The first version of Nova that I made is the basic crew neckline, and a draw string waistband in a tall height. My usual size 6 bust, graded to a size 8 waist and hips. It’s worth mentioning that all Sinclair patterns give instructions for grading patterns if you fall between sizes like me. Custom fitting all the way.



I’m very into drawstring and tied hems right now so this really hit the sweet spot for me. The patch pocket is a nice detail too.

The body is made with a black sweater knit that you may recall way back from the Danielle Batwing Top – I had over a yard leftover that’s been waiting for the perfect use. The sleeves are a glitter mystery fabric that is similar in weave and structure to liverpool fabric. There is also a bit of double brushed poly for the neck band. All from Knitpop.



(Please note: this was an early version from testing so it’s slightly different that the final product but I still thought it was cute and wanted to share)

My second piece I decided to try out the cowl and kangaroo pocket. This time I went with the regular height and my usual size 6/8/8 grading again.

The main body is made from a brushed french terry that came in a Knitpop scrap box. I have to talk about this fabric – it.was.a.mess – BUT it was a generous size. I was able to do a little fabric origami and get just enough fabric from what would have otherwise gone to the trash and I’m glad I did because it’s is soooooooo soft.


The sleeves are made from a poly blend fabric from a Boho Fabrics mystery box that I’ve been holding on to for two years because it was too pretty to cut into without the perfect project.


I love the fit of the cowl on this one. I sometimes find cowls a bit suffocating but this is just loose enough to make me feel comfortable. However, I did skip the drawstring on the cowl out of personal preference.

Nova is on sale for $7.99 through 18th of September no code needed. 


Lauren Knit Top and Dress

I love cozy sweaters. I love interesting design. I love a challenge. Lauren from Sinclair Patterns  checks all three boxes.

Lauren is a draped front top or dress with pleating details at the shoulder and waist. The wrapped front gives an asymmetrical neckline.  As per usual the pattern comes in a large size range and three height options. Now I’ll be honest, those pleats – not for the faint of heart – but so worth it!


I sewed up both variations: a dress in a brightly patterned ITY and and the top made from a polkadot sweater knit. Both fabrics are from Knitpop auction boxes. As you’ll see, fabric choice is hugely important in determining how this pattern drapes and fits.

First I made the ITY dress. This is so comfortable!! It’s cold and windy here now, but when the weather warms up I think it’ll be in heavy rotation. I was concerned that the wrap would be loose and show off more than I’d like, but the weight of the ITY keeps everything in place and modest. The slightly dropped waist gives it a different look that I haven’t seen lately and I kinda love it. You should see the way the skirt moves too.

The second was the polkadot sweater.

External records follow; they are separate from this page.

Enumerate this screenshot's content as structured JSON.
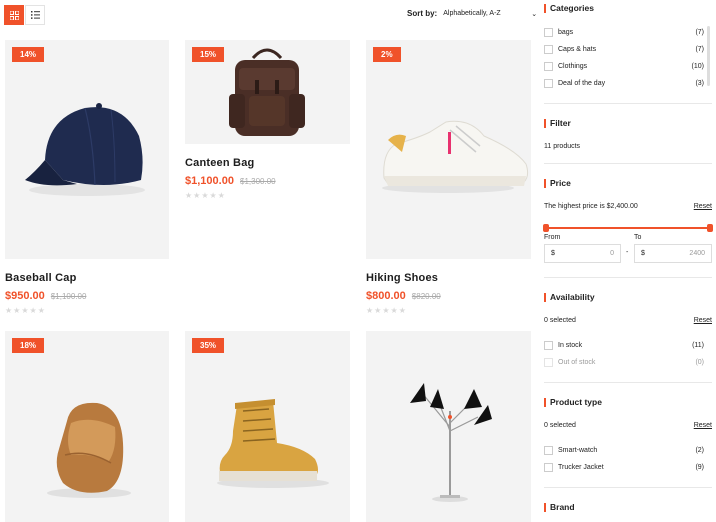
{
  "toolbar": {
    "grid_icon": "grid-icon",
    "list_icon": "list-icon",
    "sort_label": "Sort by:",
    "sort_value": "Alphabetically, A-Z"
  },
  "products": [
    {
      "name": "Baseball Cap",
      "badge": "14%",
      "price": "$950.00",
      "old_price": "$1,100.00",
      "stars": "★★★★★"
    },
    {
      "name": "Canteen Bag",
      "badge": "15%",
      "price": "$1,100.00",
      "old_price": "$1,300.00",
      "stars": "★★★★★"
    },
    {
      "name": "Hiking Shoes",
      "badge": "2%",
      "price": "$800.00",
      "old_price": "$820.00",
      "stars": "★★★★★"
    },
    {
      "name": "",
      "badge": "18%"
    },
    {
      "name": "",
      "badge": "35%"
    },
    {
      "name": "",
      "badge": ""
    }
  ],
  "sidebar": {
    "categories": {
      "title": "Categories",
      "items": [
        {
          "label": "bags",
          "count": "(7)"
        },
        {
          "label": "Caps & hats",
          "count": "(7)"
        },
        {
          "label": "Clothings",
          "count": "(10)"
        },
        {
          "label": "Deal of the day",
          "count": "(3)"
        }
      ]
    },
    "filter": {
      "title": "Filter",
      "summary": "11 products"
    },
    "price": {
      "title": "Price",
      "highest": "The highest price is $2,400.00",
      "reset": "Reset",
      "from_label": "From",
      "to_label": "To",
      "currency": "$",
      "from_placeholder": "0",
      "to_placeholder": "2400",
      "dash": "-"
    },
    "availability": {
      "title": "Availability",
      "selected": "0 selected",
      "reset": "Reset",
      "items": [
        {
          "label": "In stock",
          "count": "(11)"
        },
        {
          "label": "Out of stock",
          "count": "(0)"
        }
      ]
    },
    "product_type": {
      "title": "Product type",
      "selected": "0 selected",
      "reset": "Reset",
      "items": [
        {
          "label": "Smart-watch",
          "count": "(2)"
        },
        {
          "label": "Trucker Jacket",
          "count": "(9)"
        }
      ]
    },
    "brand": {
      "title": "Brand"
    }
  },
  "colors": {
    "accent": "#f0522a",
    "card_bg": "#f3f3f3"
  }
}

This time the draped front fell further from my body. I don’t necessarily need an undershirt with it but it makes me feel better. I wore this to my kids’ school the week after I made it and got tons of complements and I was supremely comfortable while cutting 50 little handprints out of construction paper.


Get your copy here, you’re going to love it.


Santi Skirt

Nothing beats a good structured skirt. Especially in winter. Especially made of lovely blue corduroy.


The new Santi skirt from Designer Stitch is a great exercise in structure and construction. It gives you the opportunity to play around with your top stitching skills while still being quick and painless to construct.

Also pockets.

All the pockets.

Cell phone sized pockets.

The skirt comes with an optional belt as well that really pulls the whole thing together.


Santi is on sale from Designer Stitch for a limited time. As a bonus, if you join the pattern support group on Facebook you can get a code for an additional $1 off.